This latest vacancy is especially significant for several reasons, Harpalani says.
Without Scalia, the court is now split evenly along ideological lines, although Kennedy remains a wildcard. The vacancy also occurred in an election year, and Scalia’s outsized influence plays a role, too.
“Justice Scalia himself was just, you know, such a towering figure.” Harpalani said. “He really became like a public justice in terms of just espousing his theories of jurisprudence.”
Harpalani doesn’t think the political battle and heightened scrutiny will dissuade potential candidates, however.
But on Feb. 24, Brian Sandoval, the Republican Nevada governor and another rumored candidate, removed his name from consideration, releasing a statement saying he would not accept a nomination.
“If you’d rather be a politician, if you’d rather really be in the policy fray, you probably shouldn’t be on the court,” Wood said. “If you want to be applying the law, thinking about the constitution, then the court is a great place to be.”
As rumors continue, the eight-member court must continue functioning.
There are several important issues on the docket for the upcoming judicial term, including abortion and immigration.
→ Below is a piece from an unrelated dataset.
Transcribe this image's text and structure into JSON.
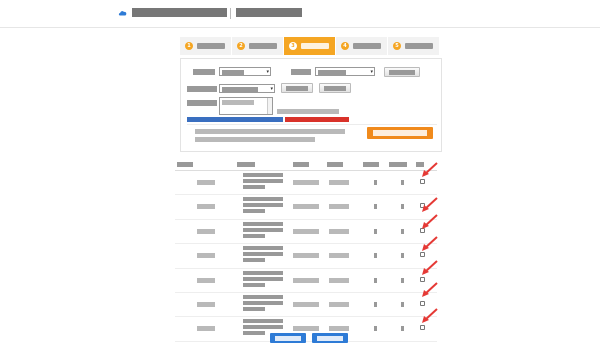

With the court’s current ideological makeup, it’s likely some decisions will end in a 4-4 tie, leaving in place the lower court’s decision.
“The court never takes a case unless it thinks it’s an important case to resolve,” Wood said. “So anytime they take a case and it winds up not being resolved, then there is a certain loss to the country.”
For now, Wood says her current role as chief judge provides more than enough to do, such as screening judicial misconduct complaints and representing the Seventh Circuit at the Judicial Conference of the United States, the 26-member body that helps govern the federal court system.
“It’s very flattering to have your name mentioned on the Supreme Court,” Wood said. “I’m just minding my own business and doing my own job. We’ll see what happens.”